What is Mastodon
It’s a social network, but a distributed one. Instead of us all showing up on a bunch of servers we think of as “Twitter,” we can sign up to a “home” “instance” of a server (I’m using quotes for mortals – developers are already making a face at me, but I write my posts for humans, not code monkeys). I know. Don’t panic. This will take some explaining.
Mark’s a smart and driven guy, but he’s feeling a bit down. He feels like his big plans took a hit and that he’s probably past the point where he can do the role he dreamed of doing for so long. The only thing is, I don’t think Mark’s even 30 years old yet and he’s talking like an old man who has given up. I’ll explain how Mark can fix this at the very end.
A Business Trick For You: Sequence
One of the least talked about details in business is understanding the importance of sequence. This isn’t a tricky word, but just in case. I mean do this, then this, then this other thing. Step 1, step 2, step 3.
What I Told the Bloggers at Social Media Marketing World
If I’ve done it right, this post goes live about 15 minutes into my speech. I’m no Christopher Penn, so it’s likely I’ve done it wrong. But I wanted to tell you about the first line of my speech tomorrow. Or my first lines. It’ll go something like this:
This morning, after Jacq left for the gym, I spoke to two different bots on my phone. Poncho gave me the weather forecast and a little weird joke. Joy asked me how I was feeling because she wants to help me keep track of my mood and mental health. These are called chatbots and they’re part of one of the new splinters of what used to be called the web.
A Splintered Web Gets Even More Fragmented
My buddy Martin is all into virtual reality. He met a girl he loves and now they’re going to marry in VR. There are lots of people in Martin’s tribe of “VR will take over the world.” Facebook purchased VR platform company Oculus Rift for 2 Billion dollars.

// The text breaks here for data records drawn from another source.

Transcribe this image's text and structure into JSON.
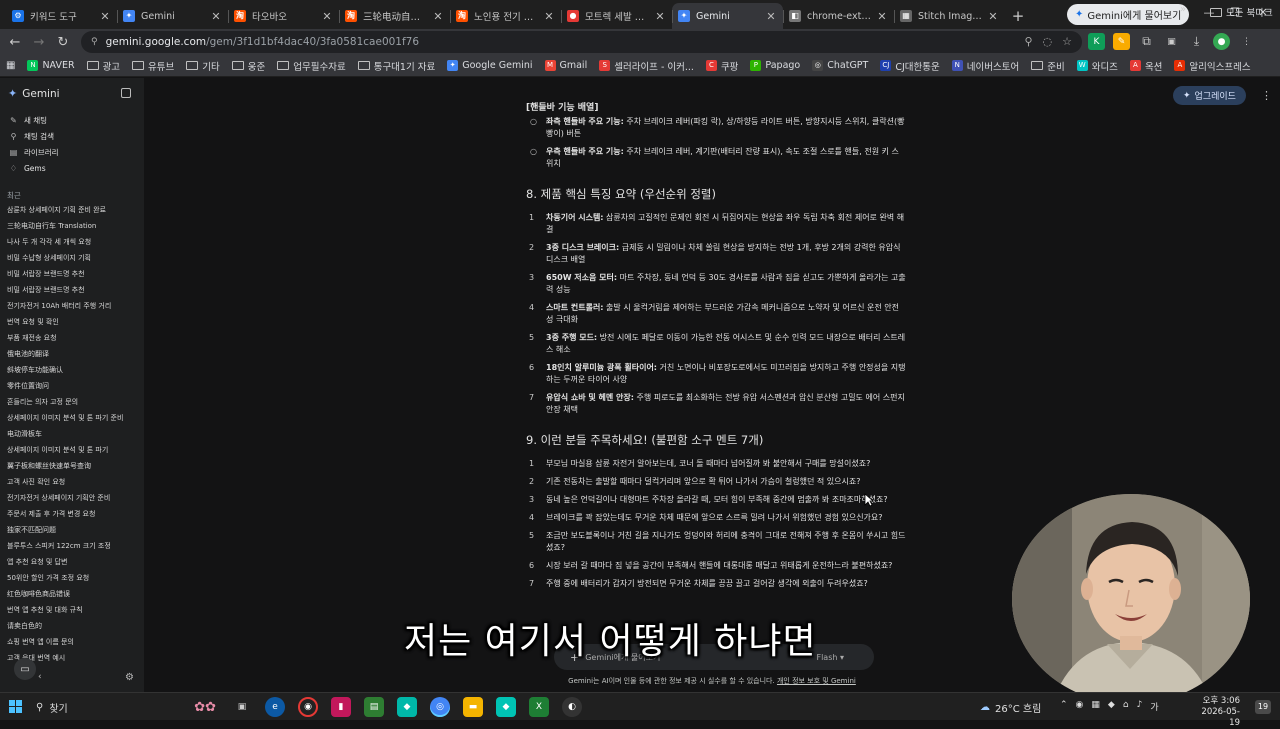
{
  "browser": {
    "tabs": [
      {
        "label": "키워드 도구",
        "icon_color": "#1a73e8",
        "icon_char": "⚙",
        "active": false
      },
      {
        "label": "Gemini",
        "icon_color": "#4285f4",
        "icon_char": "✦",
        "active": false
      },
      {
        "label": "타오바오",
        "icon_color": "#ff5000",
        "icon_char": "淘",
        "active": false
      },
      {
        "label": "三轮电动自行车",
        "icon_color": "#ff5000",
        "icon_char": "淘",
        "active": false
      },
      {
        "label": "노인용 전기 삼륜",
        "icon_color": "#ff5000",
        "icon_char": "淘",
        "active": false
      },
      {
        "label": "모트렉 세발 전기",
        "icon_color": "#e53935",
        "icon_char": "●",
        "active": false
      },
      {
        "label": "Gemini",
        "icon_color": "#4285f4",
        "icon_char": "✦",
        "active": true
      },
      {
        "label": "chrome-extension",
        "icon_color": "#777777",
        "icon_char": "◧",
        "active": false
      },
      {
        "label": "Stitch Images",
        "icon_color": "#666666",
        "icon_char": "▦",
        "active": false
      }
    ],
    "ask_gemini_label": "Gemini에게 물어보기",
    "url_host": "gemini.google.com",
    "url_path": "/gem/3f1d1bf4dac40/3fa0581cae001f76",
    "bookmarks": [
      {
        "label": "NAVER",
        "type": "site",
        "color": "#03c75a",
        "char": "N"
      },
      {
        "label": "광고",
        "type": "folder"
      },
      {
        "label": "유튜브",
        "type": "folder"
      },
      {
        "label": "기타",
        "type": "folder"
      },
      {
        "label": "웅준",
        "type": "folder"
      },
      {
        "label": "업무필수자료",
        "type": "folder"
      },
      {
        "label": "통구대1기 자료",
        "type": "folder"
      },
      {
        "label": "Google Gemini",
        "type": "site",
        "color": "#4285f4",
        "char": "✦"
      },
      {
        "label": "Gmail",
        "type": "site",
        "color": "#ea4335",
        "char": "M"
      },
      {
        "label": "셀러라이프 - 이커...",
        "type": "site",
        "color": "#e53935",
        "char": "S"
      },
      {
        "label": "쿠팡",
        "type": "site",
        "color": "#e53935",
        "char": "C"
      },
      {
        "label": "Papago",
        "type": "site",
        "color": "#2db400",
        "char": "P"
      },
      {
        "label": "ChatGPT",
        "type": "site",
        "color": "#444444",
        "char": "◎"
      },
      {
        "label": "CJ대한통운",
        "type": "site",
        "color": "#1e40af",
        "char": "CJ"
      },
      {
        "label": "네이버스토어",
        "type": "site",
        "color": "#3f51b5",
        "char": "N"
      },
      {
        "label": "준비",
        "type": "folder"
      },
      {
        "label": "와디즈",
        "type": "site",
        "color": "#00c4c4",
        "char": "W"
      },
      {
        "label": "옥션",
        "type": "site",
        "color": "#e53935",
        "char": "A"
      },
      {
        "label": "알리익스프레스",
        "type": "site",
        "color": "#e62e04",
        "char": "A"
      }
    ],
    "all_bookmarks_label": "모든 북마크"
  },
  "sidebar": {
    "brand": "Gemini",
    "nav": [
      {
        "label": "새 채팅",
        "icon": "edit-icon"
      },
      {
        "label": "채팅 검색",
        "icon": "search-icon"
      },
      {
        "label": "라이브러리",
        "icon": "library-icon"
      },
      {
        "label": "Gems",
        "icon": "gems-icon"
      }
    ],
    "recent_title": "최근",
    "recent": [
      "삼륜차 상세페이지 기획 준비 완료",
      "三轮电动自行车 Translation",
      "나사 두 개 각각 세 개씩 요청",
      "비밀 수납형 상세페이지 기획",
      "비밀 서랍장 브랜드명 추천",
      "비밀 서랍장 브랜드명 추천",
      "전기자전거 10Ah 배터리 주행 거리",
      "번역 요청 및 확인",
      "부품 재전송 요청",
      "俄电池的翻译",
      "斜坡停车功能确认",
      "零件位置询问",
      "흔들리는 의자 고정 문의",
      "상세페이지 이미지 분석 및 톤 파기 준비",
      "电动滑板车",
      "상세페이지 이미지 분석 및 톤 파기",
      "翼子板和螺丝快速单号查询",
      "고객 사진 확인 요청",
      "전기자전거 상세페이지 기획안 준비",
      "주문서 제출 후 가격 변경 요청",
      "独家不匹配问题",
      "블루투스 스피커 122cm 크기 조정",
      "앱 추천 요청 및 답변",
      "50위안 할인 가격 조정 요청",
      "红色咖啡色商品错误",
      "번역 앱 추천 및 대화 규칙",
      "请卖白色的",
      "쇼핑 번역 앱 이름 문의",
      "고객 응대 번역 예시"
    ]
  },
  "main": {
    "upgrade_label": "업그레이드",
    "handlebar_heading": "[핸들바 기능 배열]",
    "handlebar_items": [
      {
        "bold": "좌측 핸들바 주요 기능:",
        "text": " 주차 브레이크 레버(파킹 락), 상/하향등 라이트 버튼, 방향지시등 스위치, 클락션(빵빵이) 버튼"
      },
      {
        "bold": "우측 핸들바 주요 기능:",
        "text": " 주차 브레이크 레버, 계기판(배터리 잔량 표시), 속도 조절 스로틀 핸들, 전원 키 스위치"
      }
    ],
    "section8_title": "8. 제품 핵심 특징 요약 (우선순위 정렬)",
    "section8_items": [
      {
        "num": "1",
        "bold": "차동기어 시스템:",
        "text": " 삼륜차의 고질적인 문제인 회전 시 뒤집어지는 현상을 좌우 독립 차축 회전 제어로 완벽 해결"
      },
      {
        "num": "2",
        "bold": "3중 디스크 브레이크:",
        "text": " 급제동 시 밀림이나 차체 쏠림 현상을 방지하는 전방 1개, 후방 2개의 강력한 유압식 디스크 배열"
      },
      {
        "num": "3",
        "bold": "650W 저소음 모터:",
        "text": " 마트 주차장, 동네 언덕 등 30도 경사로를 사람과 짐을 싣고도 가뿐하게 올라가는 고출력 성능"
      },
      {
        "num": "4",
        "bold": "스마트 컨트롤러:",
        "text": " 출발 시 울컥거림을 제어하는 부드러운 가감속 메커니즘으로 노약자 및 어르신 운전 안전성 극대화"
      },
      {
        "num": "5",
        "bold": "3중 주행 모드:",
        "text": " 방전 시에도 페달로 이동이 가능한 전동 어시스트 및 순수 인력 모드 내장으로 배터리 스트레스 해소"
      },
      {
        "num": "6",
        "bold": "18인치 알루미늄 광폭 휠타이어:",
        "text": " 거친 노면이나 비포장도로에서도 미끄러짐을 방지하고 주행 안정성을 지탱하는 두꺼운 타이어 사양"
      },
      {
        "num": "7",
        "bold": "유압식 쇼바 및 헤멘 안장:",
        "text": " 주행 피로도를 최소화하는 전방 유압 서스펜션과 압신 분산형 고밀도 에어 스펀지 안장 채택"
      }
    ],
    "section9_title": "9. 이런 분들 주목하세요! (불편함 소구 멘트 7개)",
    "section9_items": [
      {
        "num": "1",
        "text": "부모님 마실용 삼륜 자전거 알아보는데, 코너 돌 때마다 넘어질까 봐 불안해서 구매를 망설이셨죠?"
      },
      {
        "num": "2",
        "text": "기존 전동차는 출발할 때마다 덜컥거리며 앞으로 확 튀어 나가서 가슴이 철렁했던 적 있으시죠?"
      },
      {
        "num": "3",
        "text": "동네 높은 언덕길이나 대형마트 주차장 올라갈 때, 모터 힘이 부족해 중간에 멈출까 봐 조마조마하셨죠?"
      },
      {
        "num": "4",
        "text": "브레이크를 꽉 잡았는데도 무거운 차체 때문에 앞으로 스르륵 밀려 나가서 위험했던 경험 있으신가요?"
      },
      {
        "num": "5",
        "text": "조금만 보도블록이나 거친 길을 지나가도 엉덩이와 허리에 충격이 그대로 전해져 주행 후 온몸이 쑤시고 힘드셨죠?"
      },
      {
        "num": "6",
        "text": "시장 보러 갈 때마다 짐 넣을 공간이 부족해서 핸들에 대롱대롱 매달고 위태롭게 운전하느라 불편하셨죠?"
      },
      {
        "num": "7",
        "text": "주행 중에 배터리가 갑자기 방전되면 무거운 차체를 끙끙 끌고 걸어갈 생각에 외출이 두려우셨죠?"
      }
    ],
    "input_placeholder": "Gemini에게 물어보기",
    "input_model": "Flash",
    "footer_note": "Gemini는 AI이며 인물 등에 관한 정보 제공 시 실수를 할 수 있습니다.",
    "footer_link": "개인 정보 보호 및 Gemini",
    "subtitle": "저는 여기서 어떻게 하냐면"
  },
  "taskbar": {
    "search_label": "찾기",
    "weather": "26°C 흐림",
    "time": "오후 3:06",
    "date": "2026-05-19",
    "notif_count": "19"
  }
}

Many people are exploring VR as a new and very important medium for entertainment and communication.
I’m very much sold on the concept of voice-driven interfaces for the web. And I know that Amazon Echo (often called Alexa) is a great first foray into how we normal humans (I’m pretending to be normal – shush!) will start getting into this world. But now that I’m totally sold on the idea? Alexa – get smarter now, please.
It’s All An Illusion – That’s the First Problem
Here’s the real problem. We think Alexa is Jarvis. ( You know who Jarvis is, Right?) It’s not like that. Alexa isn’t really “smart.” She’s just trained rather well to listen to our requests, and several combinations of our words key pre-programmed responses. I know this. You know this. But it’s SO easy to forget. We want her to be smart. Wait. Her. It’s a female voice interface. But it’s not really a “her,” is it?
People aren’t reading as much as they were, as it turns out. According to a study from the US Bureau of Labor Statistics, Americans are only reading 19 minutes a day. Contrast this with a recent report showing that people are watching over 1 BILLION hours of YouTube video per day. (I know this isn’t apples to apples, but those numbers are both staggering in their own right.) This is one of two reasons why you should consider adding videoblogging to your content marketing plans.
How to Get Started With Videoblogging: The Strategy
Strategically, this is a marketing effort and should be treated as such. The goal of video blogging is to create media that is more personable and that helps your buyers and prospects connect more with you and your company. In a big company, this means the marketing department owns the creation of these kinds of video assets, but if you don’t create video with the employees that people want to actually learn more from, this won’t go far. If you’re a small or solo business, you’re all the departments anyway.